The Bindii Japanese Genre Poetry Group are preparing to launch the first issue of their Journal, Haiku Bindii Vol. 1 Journeys at an event on 3 December at the Box Factory, Adelaide. Our launch speaker will be Mr Adam Wynn, Hon Consul-General for Japan in South Australia. There will also be reading of work by some of the twenty Bindii contributors to the volume, Japanese flute music played by Munetaka Umehara and refreshments will be served.
At our 5 November meeting the Bindii group held a workshop on senryu, with some historical background and discussion about ‘what is senryu’ followed by presentation of ancient and modern examples from Japanese and contemporary writers and work from members of the group.
We also selected work to post in the showcase on Haiku Bindii blog from the October Challenges.
Beverley George’s photos of her meeting with group members at the SA Museum on 22 Sept were circulated. Thank you Beverley.
Poets from the Bindii group will also be performing at the Box Factory Christmas Market on 10 December.
Limestone Tanka poets, 30th October 2011 meeting:
Founder and Facilitator
There has to be good reason when the temperature is 24 degrees in Canberra to stay indoors, and Gerry Jacobson’s How-a-Poet-Works session was more than enough motivation for Limestone Tanka Poets to gather at the Writer’s Center, Sunday 30th October for our monthly meeting.
Coincidently, Gerry’s initiation into tanka commenced four years ago in a Tanka Journal Workshop facilitated in this same conference Room. Amazing to discover that he has written 1500 tanka in notebooks since that time in cafes in London, Stockholm, Sydney and Canberra as well as other venues, many of which are now published. Gerry’s greatest challenge is to master tanka prose. Speaking of this inspired others to also try.
Surprising how quickly time passes when six poets are responding to twenty tanka in an hour. The topics for this month, ‘Home’ and ‘Away’, bought about varied content ranging from Christmas snow, cherry trees, to counting facebook friends as well as a tanka about a tiny wren, delicate in understanding and description. Once again the standard was high. Everyone took home these poetry sheets (and September’s challenges) to vote on for consideration in proposed Limestone Tanka Poet’s inaugural anthology, 2012.

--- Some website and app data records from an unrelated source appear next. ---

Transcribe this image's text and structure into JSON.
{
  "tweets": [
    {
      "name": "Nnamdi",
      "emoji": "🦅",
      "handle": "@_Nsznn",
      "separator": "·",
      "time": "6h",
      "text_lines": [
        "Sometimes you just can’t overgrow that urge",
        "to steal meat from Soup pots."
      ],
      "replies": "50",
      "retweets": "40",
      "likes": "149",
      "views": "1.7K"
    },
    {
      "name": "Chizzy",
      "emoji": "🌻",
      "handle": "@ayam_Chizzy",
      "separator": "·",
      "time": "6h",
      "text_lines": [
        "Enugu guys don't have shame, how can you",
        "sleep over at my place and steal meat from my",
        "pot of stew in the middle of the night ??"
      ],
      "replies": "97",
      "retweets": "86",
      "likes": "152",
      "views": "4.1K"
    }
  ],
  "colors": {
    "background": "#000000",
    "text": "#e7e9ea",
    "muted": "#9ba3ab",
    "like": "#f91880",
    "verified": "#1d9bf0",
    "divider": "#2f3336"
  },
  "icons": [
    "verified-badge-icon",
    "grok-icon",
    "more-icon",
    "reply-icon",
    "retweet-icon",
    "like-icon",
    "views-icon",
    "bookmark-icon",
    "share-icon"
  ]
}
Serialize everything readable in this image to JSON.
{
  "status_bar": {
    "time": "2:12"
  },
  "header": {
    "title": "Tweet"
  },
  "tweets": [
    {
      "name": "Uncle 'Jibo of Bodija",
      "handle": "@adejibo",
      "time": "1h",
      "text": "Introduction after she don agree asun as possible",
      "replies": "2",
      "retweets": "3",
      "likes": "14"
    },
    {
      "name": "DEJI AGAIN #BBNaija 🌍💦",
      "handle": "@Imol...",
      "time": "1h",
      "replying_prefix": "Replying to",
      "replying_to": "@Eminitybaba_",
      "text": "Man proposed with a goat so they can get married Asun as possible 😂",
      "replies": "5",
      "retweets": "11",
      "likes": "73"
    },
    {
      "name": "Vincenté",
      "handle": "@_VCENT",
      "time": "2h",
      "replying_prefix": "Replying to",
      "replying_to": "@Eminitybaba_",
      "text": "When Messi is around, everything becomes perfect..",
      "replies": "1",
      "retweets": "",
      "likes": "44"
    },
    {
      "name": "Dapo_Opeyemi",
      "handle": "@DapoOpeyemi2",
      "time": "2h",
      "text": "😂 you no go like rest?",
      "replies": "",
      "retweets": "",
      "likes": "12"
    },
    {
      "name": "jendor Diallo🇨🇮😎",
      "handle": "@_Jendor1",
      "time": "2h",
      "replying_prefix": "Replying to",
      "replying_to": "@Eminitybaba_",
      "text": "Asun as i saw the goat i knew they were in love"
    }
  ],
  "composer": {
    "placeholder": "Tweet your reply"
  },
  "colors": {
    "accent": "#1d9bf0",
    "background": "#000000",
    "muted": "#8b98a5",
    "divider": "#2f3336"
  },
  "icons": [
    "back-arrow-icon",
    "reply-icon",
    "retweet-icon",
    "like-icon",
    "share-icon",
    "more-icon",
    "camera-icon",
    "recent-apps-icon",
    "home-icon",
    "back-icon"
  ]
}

We also learnt that the Canberra launch date for Food for Thought, Amelia Fielden’s tanka anthology, will be 14th January, 2012, and discussed Eucalypt challenge, Coining a Phrase, 10th November 2011, as well as the deadline (12th December 2011) for Snipe Rising from a Marsh – Birds in Tanka, An Atlas Poetica Special Feature.
Strolling through late afternoon sunshine back to the car it was hard to comprehend that after nine Limestone Tanka Poets monthly meetings for 2011, the next (on 27th November) will be the last for this year. Fitting to end our inaugural year with a much-anticipated workshop by David Terelinck. Waiting to hear what he, as facilitator, might like our November challenge to be, ‘Coast’ was suggested in case the choice was up to us.
Apologies were received from Paul Williams, Michael Thorley, John Van De Graaff, June Foster and Saeko Ogi.